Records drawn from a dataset
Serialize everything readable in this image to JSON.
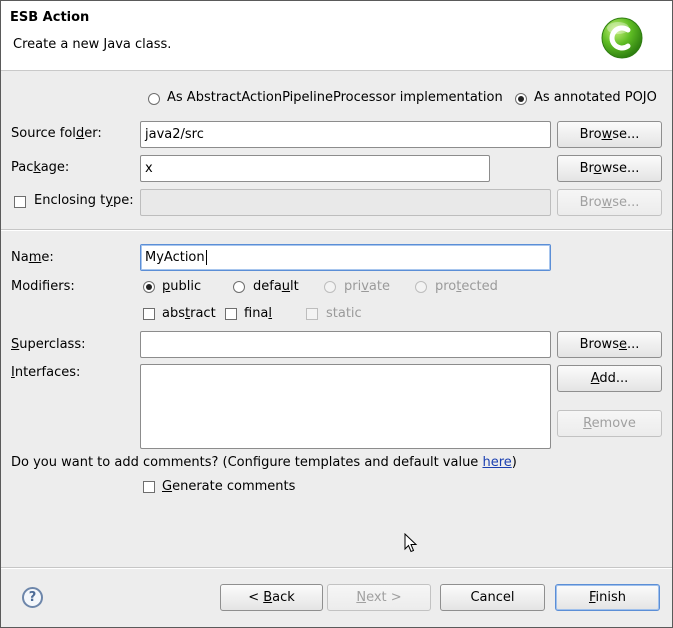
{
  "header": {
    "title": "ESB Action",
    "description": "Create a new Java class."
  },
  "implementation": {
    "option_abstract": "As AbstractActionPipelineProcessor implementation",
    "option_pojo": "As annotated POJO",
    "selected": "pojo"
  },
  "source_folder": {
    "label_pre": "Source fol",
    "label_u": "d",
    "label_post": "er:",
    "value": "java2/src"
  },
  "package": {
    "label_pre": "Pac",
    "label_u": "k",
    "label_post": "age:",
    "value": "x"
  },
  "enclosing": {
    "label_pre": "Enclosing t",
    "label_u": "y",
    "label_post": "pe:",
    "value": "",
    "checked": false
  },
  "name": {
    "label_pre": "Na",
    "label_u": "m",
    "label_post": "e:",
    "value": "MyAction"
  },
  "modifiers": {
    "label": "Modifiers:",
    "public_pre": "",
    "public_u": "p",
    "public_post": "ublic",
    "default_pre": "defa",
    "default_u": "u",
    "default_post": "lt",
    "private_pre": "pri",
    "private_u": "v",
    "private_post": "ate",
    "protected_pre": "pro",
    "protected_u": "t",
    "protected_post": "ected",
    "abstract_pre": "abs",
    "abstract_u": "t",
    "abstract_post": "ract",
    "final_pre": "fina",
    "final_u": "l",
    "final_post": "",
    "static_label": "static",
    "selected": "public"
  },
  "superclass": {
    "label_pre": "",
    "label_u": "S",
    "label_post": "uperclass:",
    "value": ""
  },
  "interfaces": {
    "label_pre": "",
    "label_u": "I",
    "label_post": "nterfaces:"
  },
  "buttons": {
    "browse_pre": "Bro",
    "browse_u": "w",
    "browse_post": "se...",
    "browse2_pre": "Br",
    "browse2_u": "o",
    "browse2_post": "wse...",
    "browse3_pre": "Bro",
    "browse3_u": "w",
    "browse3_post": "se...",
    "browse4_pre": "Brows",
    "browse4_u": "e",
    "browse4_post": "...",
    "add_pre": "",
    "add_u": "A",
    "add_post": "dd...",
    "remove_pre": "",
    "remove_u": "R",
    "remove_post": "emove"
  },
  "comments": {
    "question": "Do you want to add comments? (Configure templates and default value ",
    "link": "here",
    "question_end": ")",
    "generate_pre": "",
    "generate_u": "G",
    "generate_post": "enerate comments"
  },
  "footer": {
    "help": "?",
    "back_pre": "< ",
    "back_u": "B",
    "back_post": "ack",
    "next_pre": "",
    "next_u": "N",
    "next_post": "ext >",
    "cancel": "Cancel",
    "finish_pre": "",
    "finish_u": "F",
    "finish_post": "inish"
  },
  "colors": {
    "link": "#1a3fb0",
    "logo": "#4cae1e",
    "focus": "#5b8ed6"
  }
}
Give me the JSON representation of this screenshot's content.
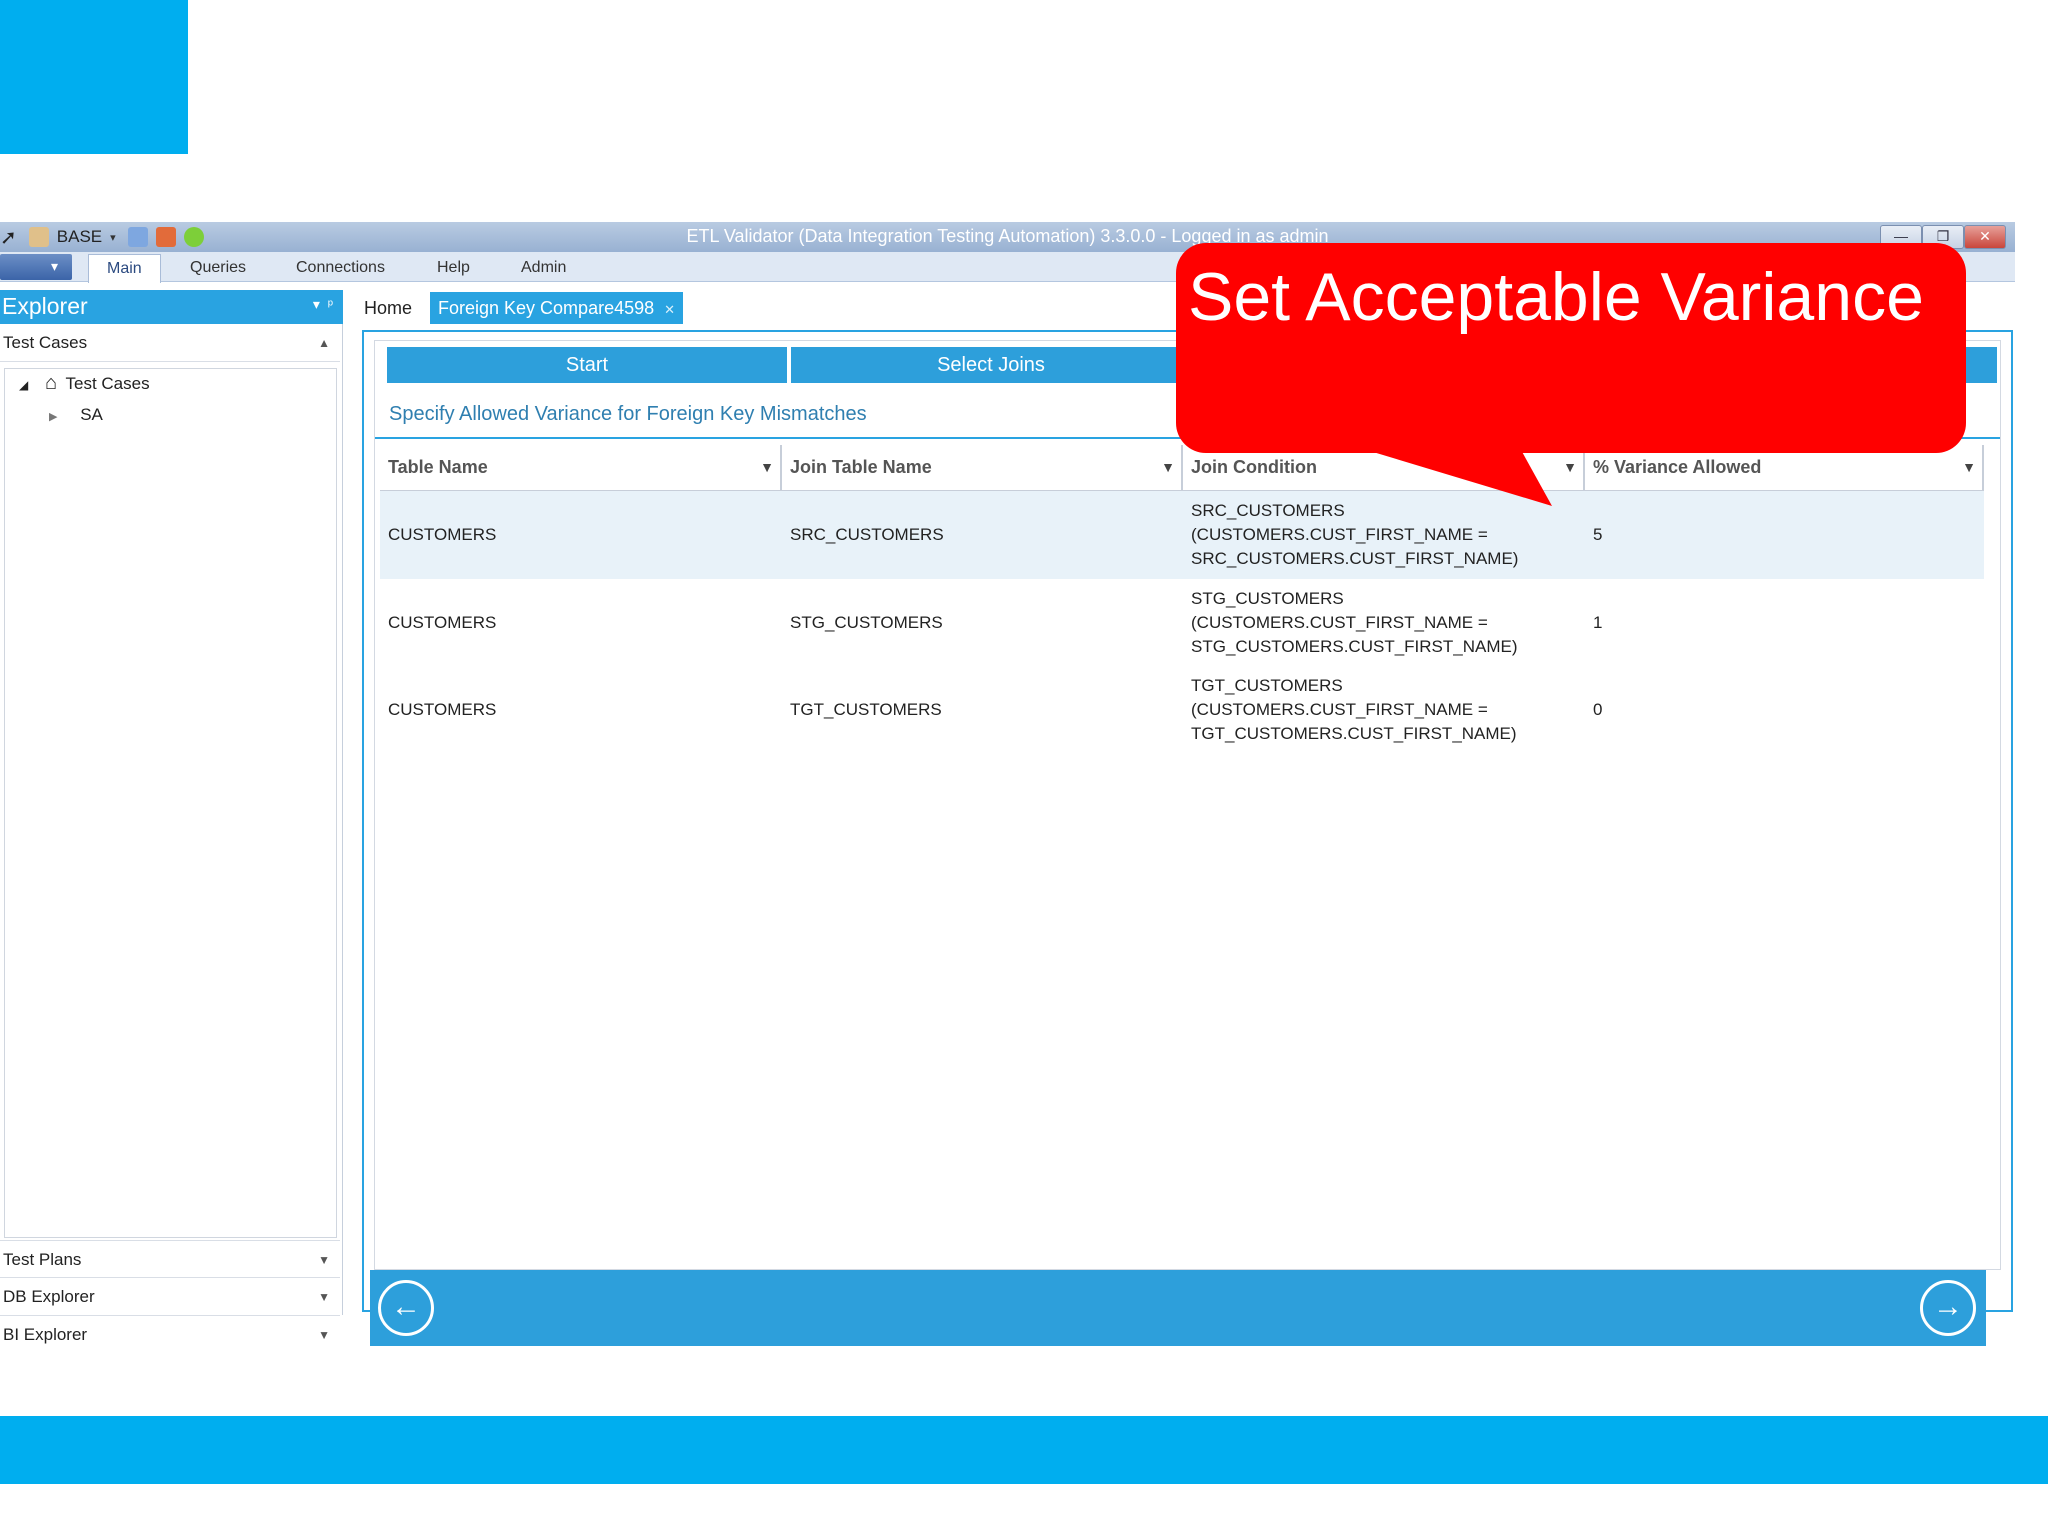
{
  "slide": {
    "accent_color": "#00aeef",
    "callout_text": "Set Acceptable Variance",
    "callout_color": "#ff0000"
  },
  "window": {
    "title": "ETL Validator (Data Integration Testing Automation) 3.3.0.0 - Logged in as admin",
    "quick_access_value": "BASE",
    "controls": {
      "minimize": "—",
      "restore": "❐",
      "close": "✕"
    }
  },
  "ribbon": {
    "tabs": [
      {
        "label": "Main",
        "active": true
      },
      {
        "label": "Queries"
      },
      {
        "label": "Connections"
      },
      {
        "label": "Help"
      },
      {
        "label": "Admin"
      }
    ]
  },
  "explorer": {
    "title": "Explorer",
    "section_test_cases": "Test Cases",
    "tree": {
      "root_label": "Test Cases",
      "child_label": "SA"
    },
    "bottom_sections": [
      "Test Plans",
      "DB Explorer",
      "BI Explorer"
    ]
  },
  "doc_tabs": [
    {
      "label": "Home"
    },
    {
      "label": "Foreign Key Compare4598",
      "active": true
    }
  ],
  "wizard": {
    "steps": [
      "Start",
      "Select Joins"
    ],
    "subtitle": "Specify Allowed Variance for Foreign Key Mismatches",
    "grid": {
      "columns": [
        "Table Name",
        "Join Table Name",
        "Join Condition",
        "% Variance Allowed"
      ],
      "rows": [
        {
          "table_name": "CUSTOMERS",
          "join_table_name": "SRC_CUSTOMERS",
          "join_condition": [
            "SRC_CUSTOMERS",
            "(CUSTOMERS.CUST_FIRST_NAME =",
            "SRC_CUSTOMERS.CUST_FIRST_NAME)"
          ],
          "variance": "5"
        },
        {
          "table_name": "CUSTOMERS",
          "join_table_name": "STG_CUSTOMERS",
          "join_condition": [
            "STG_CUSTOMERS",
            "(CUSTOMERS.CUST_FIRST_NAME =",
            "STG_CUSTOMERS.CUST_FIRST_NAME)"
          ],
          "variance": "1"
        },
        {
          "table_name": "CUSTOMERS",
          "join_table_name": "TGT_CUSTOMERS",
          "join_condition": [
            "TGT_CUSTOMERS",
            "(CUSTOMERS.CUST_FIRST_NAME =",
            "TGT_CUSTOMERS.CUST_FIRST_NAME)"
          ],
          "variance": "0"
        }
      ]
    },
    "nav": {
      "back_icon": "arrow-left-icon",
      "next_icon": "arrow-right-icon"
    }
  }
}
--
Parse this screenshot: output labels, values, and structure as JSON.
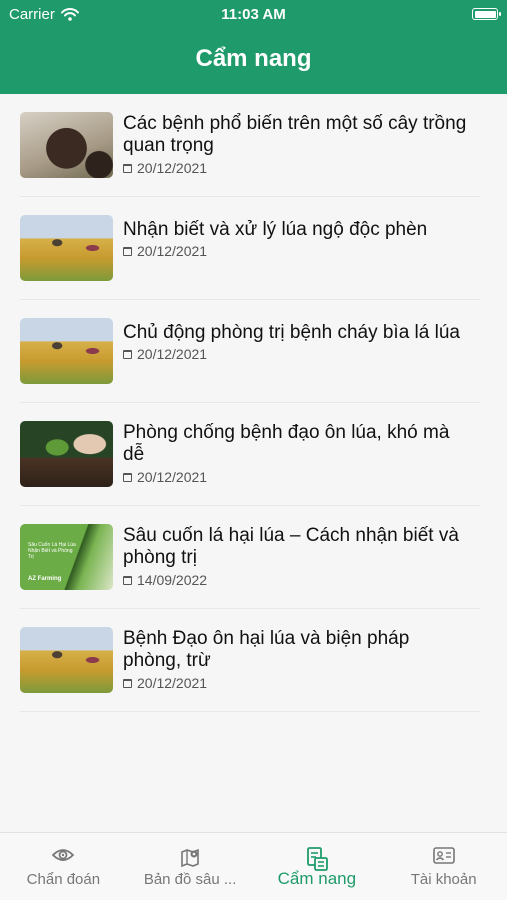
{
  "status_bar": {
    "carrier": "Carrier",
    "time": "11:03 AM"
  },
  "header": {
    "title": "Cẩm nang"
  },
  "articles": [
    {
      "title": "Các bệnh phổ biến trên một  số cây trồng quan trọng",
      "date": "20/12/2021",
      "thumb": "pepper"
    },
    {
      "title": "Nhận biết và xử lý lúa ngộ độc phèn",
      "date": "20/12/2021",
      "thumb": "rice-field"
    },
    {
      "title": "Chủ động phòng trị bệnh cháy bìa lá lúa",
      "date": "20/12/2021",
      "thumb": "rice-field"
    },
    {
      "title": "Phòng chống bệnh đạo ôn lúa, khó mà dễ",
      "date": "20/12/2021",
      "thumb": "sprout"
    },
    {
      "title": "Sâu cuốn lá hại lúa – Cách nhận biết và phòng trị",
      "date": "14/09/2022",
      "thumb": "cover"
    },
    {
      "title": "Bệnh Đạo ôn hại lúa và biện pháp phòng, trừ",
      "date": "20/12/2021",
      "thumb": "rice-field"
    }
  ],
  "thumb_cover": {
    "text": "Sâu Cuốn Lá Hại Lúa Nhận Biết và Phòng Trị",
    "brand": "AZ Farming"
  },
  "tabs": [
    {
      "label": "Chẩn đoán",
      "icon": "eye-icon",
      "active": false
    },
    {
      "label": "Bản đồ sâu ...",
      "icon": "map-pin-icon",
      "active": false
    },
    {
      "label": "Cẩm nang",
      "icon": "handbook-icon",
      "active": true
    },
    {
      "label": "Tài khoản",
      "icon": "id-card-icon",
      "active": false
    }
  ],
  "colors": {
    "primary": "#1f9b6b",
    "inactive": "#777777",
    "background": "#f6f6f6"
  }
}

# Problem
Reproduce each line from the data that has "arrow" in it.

# Reply
      "back_icon": "arrow-left-icon",
      "next_icon": "arrow-right-icon"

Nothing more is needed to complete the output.